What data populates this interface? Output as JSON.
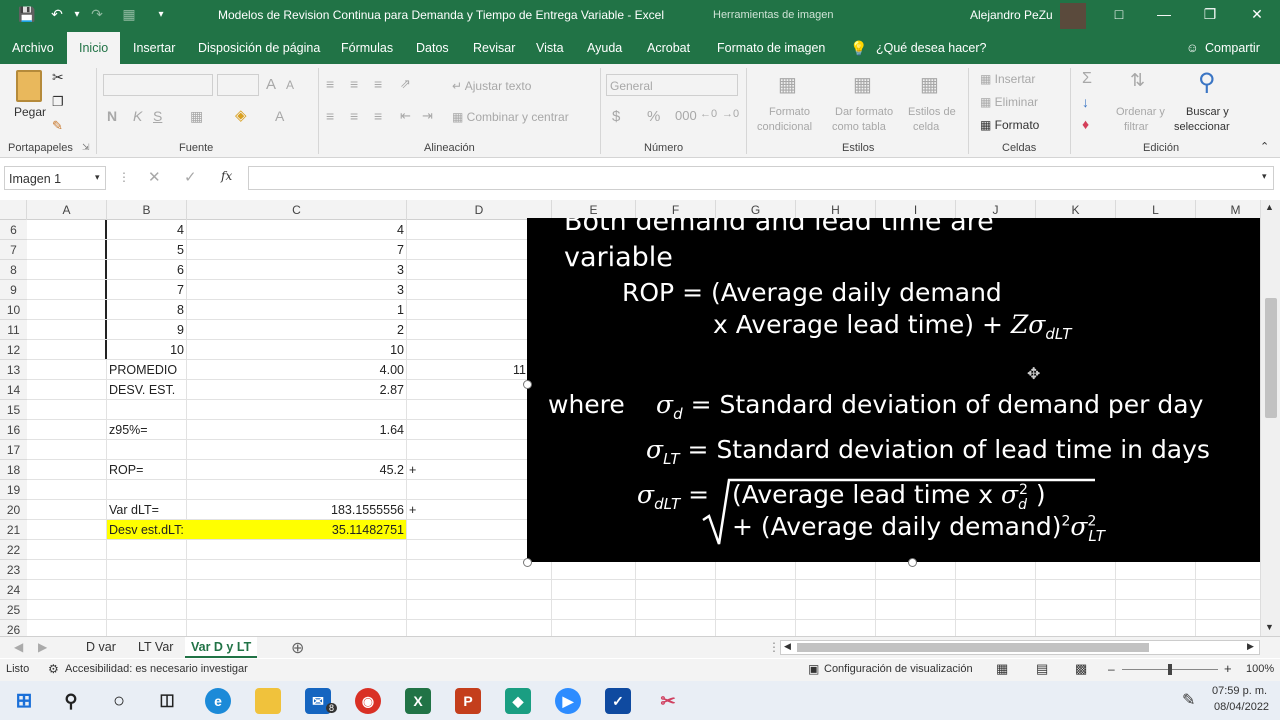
{
  "titlebar": {
    "doc_title": "Modelos de Revision Continua para Demanda y Tiempo de Entrega Variable  -  Excel",
    "context_tool": "Herramientas de imagen",
    "user": "Alejandro PeZu"
  },
  "tabs": [
    "Archivo",
    "Inicio",
    "Insertar",
    "Disposición de página",
    "Fórmulas",
    "Datos",
    "Revisar",
    "Vista",
    "Ayuda",
    "Acrobat",
    "Formato de imagen"
  ],
  "tell_me": "¿Qué desea hacer?",
  "share": "Compartir",
  "ribbon": {
    "paste": "Pegar",
    "groups": [
      "Portapapeles",
      "Fuente",
      "Alineación",
      "Número",
      "Estilos",
      "Celdas",
      "Edición"
    ],
    "bold": "N",
    "italic": "K",
    "underline": "S",
    "wrap_text": "Ajustar texto",
    "merge": "Combinar y centrar",
    "number_format": "General",
    "cond_format": [
      "Formato",
      "condicional"
    ],
    "table_format": [
      "Dar formato",
      "como tabla"
    ],
    "cell_styles": [
      "Estilos de",
      "celda"
    ],
    "insert": "Insertar",
    "delete": "Eliminar",
    "format": "Formato",
    "sort": [
      "Ordenar y",
      "filtrar"
    ],
    "find": [
      "Buscar y",
      "seleccionar"
    ]
  },
  "namebox": "Imagen 1",
  "fx": "fx",
  "columns": [
    "A",
    "B",
    "C",
    "D",
    "E",
    "F",
    "G",
    "H",
    "I",
    "J",
    "K",
    "L",
    "M"
  ],
  "rows": [
    {
      "n": "6",
      "b": "4",
      "c": "4"
    },
    {
      "n": "7",
      "b": "5",
      "c": "7"
    },
    {
      "n": "8",
      "b": "6",
      "c": "3"
    },
    {
      "n": "9",
      "b": "7",
      "c": "3"
    },
    {
      "n": "10",
      "b": "8",
      "c": "1"
    },
    {
      "n": "11",
      "b": "9",
      "c": "2"
    },
    {
      "n": "12",
      "b": "10",
      "c": "10"
    },
    {
      "n": "13",
      "b": "PROMEDIO",
      "c": "4.00",
      "d": "11"
    },
    {
      "n": "14",
      "b": "DESV. EST.",
      "c": "2.87"
    },
    {
      "n": "15",
      "b": "",
      "c": ""
    },
    {
      "n": "16",
      "b": "z95%=",
      "c": "1.64"
    },
    {
      "n": "17",
      "b": "",
      "c": ""
    },
    {
      "n": "18",
      "b": "ROP=",
      "c": "45.2",
      "d": "+"
    },
    {
      "n": "19",
      "b": "",
      "c": ""
    },
    {
      "n": "20",
      "b": "Var dLT=",
      "c": "183.1555556",
      "d": "+"
    },
    {
      "n": "21",
      "b": "Desv est.dLT:",
      "c": "35.11482751"
    },
    {
      "n": "22",
      "b": "",
      "c": ""
    },
    {
      "n": "23",
      "b": "",
      "c": ""
    },
    {
      "n": "24",
      "b": "",
      "c": ""
    },
    {
      "n": "25",
      "b": "",
      "c": ""
    },
    {
      "n": "26",
      "b": "",
      "c": ""
    }
  ],
  "picture": {
    "line1": "Both demand and lead time are",
    "line2": "variable",
    "rop_a": "ROP =  (Average daily demand",
    "rop_b": "x Average lead time) +",
    "z": "Z",
    "sigma": "σ",
    "sub_dlt": "dLT",
    "sub_d": "d",
    "sub_lt": "LT",
    "where": "where",
    "def_d": "= Standard deviation of demand per day",
    "def_lt": "= Standard deviation of lead time in days",
    "eq": "=",
    "sq1": "(Average lead time x",
    "sq1_end": ")",
    "sq2": "+ (Average daily demand)",
    "sup2": "2"
  },
  "sheets": [
    "D var",
    "LT Var",
    "Var D y LT"
  ],
  "active_sheet": "Var D y LT",
  "status": {
    "ready": "Listo",
    "accessibility": "Accesibilidad: es necesario investigar",
    "display": "Configuración de visualización",
    "zoom": "100%"
  },
  "taskbar": {
    "time": "07:59 p. m.",
    "date": "08/04/2022",
    "mail_badge": "8"
  },
  "colors": {
    "excel_green": "#217346",
    "highlight": "#ffff00"
  }
}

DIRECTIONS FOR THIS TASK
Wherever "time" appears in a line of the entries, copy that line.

RESULT FOR THIS TASK
    "line1": "Both demand and lead time are",
    "rop_b": "x Average lead time) +",
    "def_lt": "= Standard deviation of lead time in days",
    "sq1": "(Average lead time x",
    "time": "07:59 p. m.",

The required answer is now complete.